In January 1962 a chapter resolution was passed in supporting a California Chapter of ICBO which was later named the California Building Officials Association (CALBO). In September 1967 the first courses in the field of building inspection were being offered at Contra Costa College. The programs were expanded into Chabot College and Diablo Valley College some years later. The instructors for these courses were Building Officials and members of the East Bay Chapter.
On September 15, 1988, during the 66th Annual Education and Code Development Conference in Seattle, Washington, the first Award of Excellence in Chapter Activities was presented to the President of the East Bay Chapter in Recognition of Outstanding Contributions by ICBO Chapters in the Field of Code Enforcement.
Since September 1925, when S.P.Koch, Chief Building Inspector for the City of Berkeley was appointed to the Executive Committee of the Pacific Coast Building Officials Conference, at least one member of the chapter had served on the Board of Directors of ICBO. This ended in September 1994 (69 years) with the departure of Robert Eppstein, Building Official for the City of Fremont.
Also, one or more members of the East Bay Chapter have served on a standing committee of ICBO on a continuous basis since 1933 when A. J. Hurley, Building Inspector for the City of Richmond, was appointed to the Finance Committee.

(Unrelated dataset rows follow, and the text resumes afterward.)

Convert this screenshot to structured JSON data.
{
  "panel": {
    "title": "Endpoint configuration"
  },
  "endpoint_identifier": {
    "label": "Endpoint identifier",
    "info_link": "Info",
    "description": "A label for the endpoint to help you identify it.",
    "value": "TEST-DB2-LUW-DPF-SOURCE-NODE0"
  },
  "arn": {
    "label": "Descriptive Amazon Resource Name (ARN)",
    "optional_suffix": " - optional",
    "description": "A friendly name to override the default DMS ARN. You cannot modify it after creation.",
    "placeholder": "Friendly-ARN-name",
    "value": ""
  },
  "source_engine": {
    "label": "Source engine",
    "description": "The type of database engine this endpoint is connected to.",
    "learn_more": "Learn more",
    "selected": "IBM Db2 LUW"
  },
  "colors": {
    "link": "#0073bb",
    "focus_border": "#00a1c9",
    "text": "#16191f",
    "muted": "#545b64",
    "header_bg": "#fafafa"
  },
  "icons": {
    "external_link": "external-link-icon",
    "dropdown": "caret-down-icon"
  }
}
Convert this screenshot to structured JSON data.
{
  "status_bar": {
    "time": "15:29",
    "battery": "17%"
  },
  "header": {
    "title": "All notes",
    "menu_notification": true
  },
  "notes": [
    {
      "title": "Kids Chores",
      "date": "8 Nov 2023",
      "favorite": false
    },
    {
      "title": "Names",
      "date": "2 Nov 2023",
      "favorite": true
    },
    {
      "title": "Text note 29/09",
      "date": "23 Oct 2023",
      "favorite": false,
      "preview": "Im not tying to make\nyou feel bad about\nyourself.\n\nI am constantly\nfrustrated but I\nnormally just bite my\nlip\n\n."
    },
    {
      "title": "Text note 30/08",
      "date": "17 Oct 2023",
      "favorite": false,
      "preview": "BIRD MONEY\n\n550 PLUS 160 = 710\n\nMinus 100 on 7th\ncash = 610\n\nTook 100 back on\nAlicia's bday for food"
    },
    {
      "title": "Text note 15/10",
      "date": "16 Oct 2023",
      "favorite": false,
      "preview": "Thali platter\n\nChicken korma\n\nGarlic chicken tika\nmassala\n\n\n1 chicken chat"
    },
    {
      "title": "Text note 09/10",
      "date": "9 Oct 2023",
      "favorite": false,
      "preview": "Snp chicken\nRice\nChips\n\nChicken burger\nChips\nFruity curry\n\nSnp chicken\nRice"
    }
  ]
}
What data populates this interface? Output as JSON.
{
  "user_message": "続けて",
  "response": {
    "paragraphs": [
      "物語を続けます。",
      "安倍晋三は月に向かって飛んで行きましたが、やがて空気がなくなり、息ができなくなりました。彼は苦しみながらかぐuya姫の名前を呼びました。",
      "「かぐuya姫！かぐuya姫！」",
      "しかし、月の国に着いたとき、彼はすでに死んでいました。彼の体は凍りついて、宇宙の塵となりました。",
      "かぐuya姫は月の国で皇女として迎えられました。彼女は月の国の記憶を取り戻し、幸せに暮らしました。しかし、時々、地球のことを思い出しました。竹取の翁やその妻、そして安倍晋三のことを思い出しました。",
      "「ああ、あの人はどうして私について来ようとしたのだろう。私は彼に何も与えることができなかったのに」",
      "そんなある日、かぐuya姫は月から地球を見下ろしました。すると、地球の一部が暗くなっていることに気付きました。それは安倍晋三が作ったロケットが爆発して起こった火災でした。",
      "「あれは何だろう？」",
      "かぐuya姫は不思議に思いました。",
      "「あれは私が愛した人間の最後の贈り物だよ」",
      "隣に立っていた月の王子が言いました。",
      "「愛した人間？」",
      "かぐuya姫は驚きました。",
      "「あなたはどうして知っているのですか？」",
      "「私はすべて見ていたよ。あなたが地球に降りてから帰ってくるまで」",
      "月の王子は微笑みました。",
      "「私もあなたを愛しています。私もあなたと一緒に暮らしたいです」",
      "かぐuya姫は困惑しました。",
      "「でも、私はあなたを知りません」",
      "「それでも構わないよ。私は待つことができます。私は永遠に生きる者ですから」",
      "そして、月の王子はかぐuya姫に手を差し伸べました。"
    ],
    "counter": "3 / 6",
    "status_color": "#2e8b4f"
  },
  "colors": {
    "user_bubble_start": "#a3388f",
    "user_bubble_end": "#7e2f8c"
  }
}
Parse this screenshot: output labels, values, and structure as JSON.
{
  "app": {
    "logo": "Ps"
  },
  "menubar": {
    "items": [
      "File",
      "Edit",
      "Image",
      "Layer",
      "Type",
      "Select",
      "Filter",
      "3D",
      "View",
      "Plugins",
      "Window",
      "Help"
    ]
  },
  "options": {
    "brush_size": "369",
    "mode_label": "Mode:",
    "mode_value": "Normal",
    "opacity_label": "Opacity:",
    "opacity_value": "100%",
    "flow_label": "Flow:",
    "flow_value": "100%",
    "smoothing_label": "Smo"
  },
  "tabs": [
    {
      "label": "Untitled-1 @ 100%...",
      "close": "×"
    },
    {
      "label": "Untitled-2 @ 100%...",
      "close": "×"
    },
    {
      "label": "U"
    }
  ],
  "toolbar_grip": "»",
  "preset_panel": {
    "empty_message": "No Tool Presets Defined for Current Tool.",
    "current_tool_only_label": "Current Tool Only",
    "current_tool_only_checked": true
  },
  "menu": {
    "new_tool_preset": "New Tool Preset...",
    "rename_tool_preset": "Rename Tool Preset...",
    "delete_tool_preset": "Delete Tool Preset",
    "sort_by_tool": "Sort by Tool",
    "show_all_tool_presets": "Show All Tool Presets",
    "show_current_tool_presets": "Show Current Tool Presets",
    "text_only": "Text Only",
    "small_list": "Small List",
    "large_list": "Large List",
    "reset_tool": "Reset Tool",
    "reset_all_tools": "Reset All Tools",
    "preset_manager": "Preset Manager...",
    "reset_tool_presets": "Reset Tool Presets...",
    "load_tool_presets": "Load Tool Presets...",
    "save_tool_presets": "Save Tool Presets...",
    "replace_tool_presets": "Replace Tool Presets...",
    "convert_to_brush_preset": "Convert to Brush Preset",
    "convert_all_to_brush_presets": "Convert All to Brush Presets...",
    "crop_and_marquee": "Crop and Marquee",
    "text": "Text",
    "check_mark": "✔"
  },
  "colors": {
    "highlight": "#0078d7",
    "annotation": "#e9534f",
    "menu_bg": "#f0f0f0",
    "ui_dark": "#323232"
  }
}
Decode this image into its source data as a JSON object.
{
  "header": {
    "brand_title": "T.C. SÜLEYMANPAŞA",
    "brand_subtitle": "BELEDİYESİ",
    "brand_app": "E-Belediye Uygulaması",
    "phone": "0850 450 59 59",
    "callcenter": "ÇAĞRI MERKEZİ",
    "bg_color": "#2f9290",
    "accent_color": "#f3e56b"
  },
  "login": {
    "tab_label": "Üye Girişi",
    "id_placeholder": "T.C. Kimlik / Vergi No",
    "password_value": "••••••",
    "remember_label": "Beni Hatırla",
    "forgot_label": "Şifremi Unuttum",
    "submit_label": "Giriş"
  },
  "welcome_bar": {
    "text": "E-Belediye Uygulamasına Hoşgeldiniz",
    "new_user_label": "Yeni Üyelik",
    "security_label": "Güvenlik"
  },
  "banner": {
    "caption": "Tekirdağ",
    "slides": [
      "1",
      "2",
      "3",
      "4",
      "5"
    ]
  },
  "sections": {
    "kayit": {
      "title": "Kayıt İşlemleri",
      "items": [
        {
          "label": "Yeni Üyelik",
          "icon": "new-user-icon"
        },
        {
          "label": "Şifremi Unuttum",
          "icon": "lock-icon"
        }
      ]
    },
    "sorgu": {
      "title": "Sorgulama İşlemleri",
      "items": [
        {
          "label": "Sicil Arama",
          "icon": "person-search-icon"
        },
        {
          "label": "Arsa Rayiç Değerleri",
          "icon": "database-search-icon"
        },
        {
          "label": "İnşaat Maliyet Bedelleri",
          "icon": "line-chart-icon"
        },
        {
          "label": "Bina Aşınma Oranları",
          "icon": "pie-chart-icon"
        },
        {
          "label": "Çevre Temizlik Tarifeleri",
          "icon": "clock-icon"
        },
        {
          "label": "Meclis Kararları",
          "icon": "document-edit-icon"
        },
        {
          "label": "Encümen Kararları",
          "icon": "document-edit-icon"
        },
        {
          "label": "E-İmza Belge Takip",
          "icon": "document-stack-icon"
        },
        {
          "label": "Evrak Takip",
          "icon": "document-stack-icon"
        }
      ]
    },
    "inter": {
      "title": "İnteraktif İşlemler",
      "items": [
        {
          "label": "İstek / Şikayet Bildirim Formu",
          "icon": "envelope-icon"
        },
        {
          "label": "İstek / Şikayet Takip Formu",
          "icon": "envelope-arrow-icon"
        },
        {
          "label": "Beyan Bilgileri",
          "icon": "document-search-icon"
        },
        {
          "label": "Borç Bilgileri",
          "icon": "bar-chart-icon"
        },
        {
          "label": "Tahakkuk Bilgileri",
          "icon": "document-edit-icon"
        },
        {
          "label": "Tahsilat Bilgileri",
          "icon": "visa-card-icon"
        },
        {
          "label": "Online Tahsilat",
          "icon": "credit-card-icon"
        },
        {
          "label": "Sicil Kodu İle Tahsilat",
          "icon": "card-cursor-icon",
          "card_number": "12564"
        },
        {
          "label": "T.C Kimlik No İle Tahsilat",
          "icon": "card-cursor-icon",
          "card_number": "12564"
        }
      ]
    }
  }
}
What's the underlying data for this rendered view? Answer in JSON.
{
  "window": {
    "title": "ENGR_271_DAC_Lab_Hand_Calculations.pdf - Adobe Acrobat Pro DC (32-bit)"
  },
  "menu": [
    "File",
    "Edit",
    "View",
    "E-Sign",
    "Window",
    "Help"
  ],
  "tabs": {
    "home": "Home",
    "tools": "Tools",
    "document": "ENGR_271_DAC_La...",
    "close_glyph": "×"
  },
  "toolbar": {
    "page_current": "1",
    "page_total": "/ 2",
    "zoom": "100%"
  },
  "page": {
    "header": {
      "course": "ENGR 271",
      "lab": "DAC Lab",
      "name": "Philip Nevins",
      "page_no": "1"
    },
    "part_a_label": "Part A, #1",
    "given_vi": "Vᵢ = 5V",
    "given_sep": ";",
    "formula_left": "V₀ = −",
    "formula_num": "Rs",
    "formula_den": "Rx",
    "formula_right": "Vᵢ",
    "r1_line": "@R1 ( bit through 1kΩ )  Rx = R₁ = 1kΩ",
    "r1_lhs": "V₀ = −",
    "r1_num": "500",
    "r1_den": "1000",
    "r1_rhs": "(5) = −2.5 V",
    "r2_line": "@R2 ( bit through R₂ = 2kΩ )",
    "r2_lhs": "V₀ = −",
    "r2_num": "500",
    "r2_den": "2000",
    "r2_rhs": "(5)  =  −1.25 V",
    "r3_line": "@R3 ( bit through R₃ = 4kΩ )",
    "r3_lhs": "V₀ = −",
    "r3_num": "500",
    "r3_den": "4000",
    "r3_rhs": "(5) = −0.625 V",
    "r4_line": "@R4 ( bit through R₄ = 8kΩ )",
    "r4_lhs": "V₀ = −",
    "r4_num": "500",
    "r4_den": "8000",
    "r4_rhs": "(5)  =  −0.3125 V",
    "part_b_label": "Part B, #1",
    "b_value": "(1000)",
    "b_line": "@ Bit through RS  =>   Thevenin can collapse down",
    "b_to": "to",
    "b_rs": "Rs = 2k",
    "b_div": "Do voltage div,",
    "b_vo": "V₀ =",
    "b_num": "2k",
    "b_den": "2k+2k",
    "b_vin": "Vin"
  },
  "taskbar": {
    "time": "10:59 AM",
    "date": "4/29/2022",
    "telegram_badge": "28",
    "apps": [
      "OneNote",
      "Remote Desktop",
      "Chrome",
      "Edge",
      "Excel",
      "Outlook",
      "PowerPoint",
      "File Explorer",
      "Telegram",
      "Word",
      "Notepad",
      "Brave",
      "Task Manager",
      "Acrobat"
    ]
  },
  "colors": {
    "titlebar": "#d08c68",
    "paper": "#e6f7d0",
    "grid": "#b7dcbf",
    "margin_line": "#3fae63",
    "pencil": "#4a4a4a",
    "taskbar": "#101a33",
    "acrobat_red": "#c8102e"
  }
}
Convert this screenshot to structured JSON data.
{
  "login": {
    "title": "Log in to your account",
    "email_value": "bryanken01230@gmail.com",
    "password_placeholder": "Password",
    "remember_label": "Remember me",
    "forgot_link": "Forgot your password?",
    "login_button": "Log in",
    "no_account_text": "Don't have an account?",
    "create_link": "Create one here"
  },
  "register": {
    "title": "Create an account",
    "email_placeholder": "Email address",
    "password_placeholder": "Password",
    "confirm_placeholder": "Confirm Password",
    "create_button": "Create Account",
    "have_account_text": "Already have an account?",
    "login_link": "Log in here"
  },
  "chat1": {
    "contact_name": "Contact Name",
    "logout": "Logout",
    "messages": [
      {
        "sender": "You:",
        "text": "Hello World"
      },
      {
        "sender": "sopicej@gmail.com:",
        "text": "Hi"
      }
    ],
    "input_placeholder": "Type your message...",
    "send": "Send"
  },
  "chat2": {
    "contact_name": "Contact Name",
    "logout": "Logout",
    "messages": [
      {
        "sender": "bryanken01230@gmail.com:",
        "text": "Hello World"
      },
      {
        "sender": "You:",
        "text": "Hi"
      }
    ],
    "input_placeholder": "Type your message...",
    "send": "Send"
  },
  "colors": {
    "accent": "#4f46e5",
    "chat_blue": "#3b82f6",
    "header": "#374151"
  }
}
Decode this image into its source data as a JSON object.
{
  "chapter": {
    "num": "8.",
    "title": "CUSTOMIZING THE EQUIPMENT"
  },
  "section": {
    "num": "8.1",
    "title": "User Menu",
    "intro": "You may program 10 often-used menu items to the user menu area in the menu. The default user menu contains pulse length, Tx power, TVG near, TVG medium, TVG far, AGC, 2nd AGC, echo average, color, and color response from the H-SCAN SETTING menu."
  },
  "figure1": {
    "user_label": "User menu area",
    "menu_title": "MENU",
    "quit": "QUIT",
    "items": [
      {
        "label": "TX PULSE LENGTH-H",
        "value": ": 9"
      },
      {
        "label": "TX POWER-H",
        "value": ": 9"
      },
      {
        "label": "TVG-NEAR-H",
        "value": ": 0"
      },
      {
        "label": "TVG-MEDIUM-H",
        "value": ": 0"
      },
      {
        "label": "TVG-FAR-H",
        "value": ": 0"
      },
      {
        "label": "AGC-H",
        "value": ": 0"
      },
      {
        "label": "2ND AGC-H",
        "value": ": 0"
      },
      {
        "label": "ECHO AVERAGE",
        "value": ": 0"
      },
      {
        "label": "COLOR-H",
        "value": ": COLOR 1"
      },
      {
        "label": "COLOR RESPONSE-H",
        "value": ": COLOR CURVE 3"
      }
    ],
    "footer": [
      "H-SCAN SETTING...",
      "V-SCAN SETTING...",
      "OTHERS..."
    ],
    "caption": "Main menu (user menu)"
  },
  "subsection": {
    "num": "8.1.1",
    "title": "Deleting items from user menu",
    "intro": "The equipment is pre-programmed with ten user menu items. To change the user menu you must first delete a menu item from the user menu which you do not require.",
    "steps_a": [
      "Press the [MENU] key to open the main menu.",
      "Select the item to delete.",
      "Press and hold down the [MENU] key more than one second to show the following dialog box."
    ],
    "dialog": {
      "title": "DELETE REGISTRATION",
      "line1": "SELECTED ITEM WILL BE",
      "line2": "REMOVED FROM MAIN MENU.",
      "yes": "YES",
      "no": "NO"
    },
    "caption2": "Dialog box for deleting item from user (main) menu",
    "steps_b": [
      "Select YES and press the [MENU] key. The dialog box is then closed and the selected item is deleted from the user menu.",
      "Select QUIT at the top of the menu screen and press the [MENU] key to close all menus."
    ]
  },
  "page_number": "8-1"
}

It is the hope of the members of the East Bay Chapter that this information has been interesting, as well as informative, for it is our desire that all chapters take an active part in serving our organization, the International Conference of Building Officials. It is through chapters, collectively, that the success of ICBO will continue.
The achievements of other individuals in the chapter are too numerous to mention, but over the years the services of the chapter members to ICBO have exemplified a creed of Theodore Roosevelt: "Every man owes a part of his time and money to the business or industry in which he is engaged. No man has a moral right to withhold his support from an organization that is striving to improve conditions within his sphere."
To this end the members of the East Bay Chapter have pledged to continue their efforts toward improving the status of the building official and promoting the building inspection profession.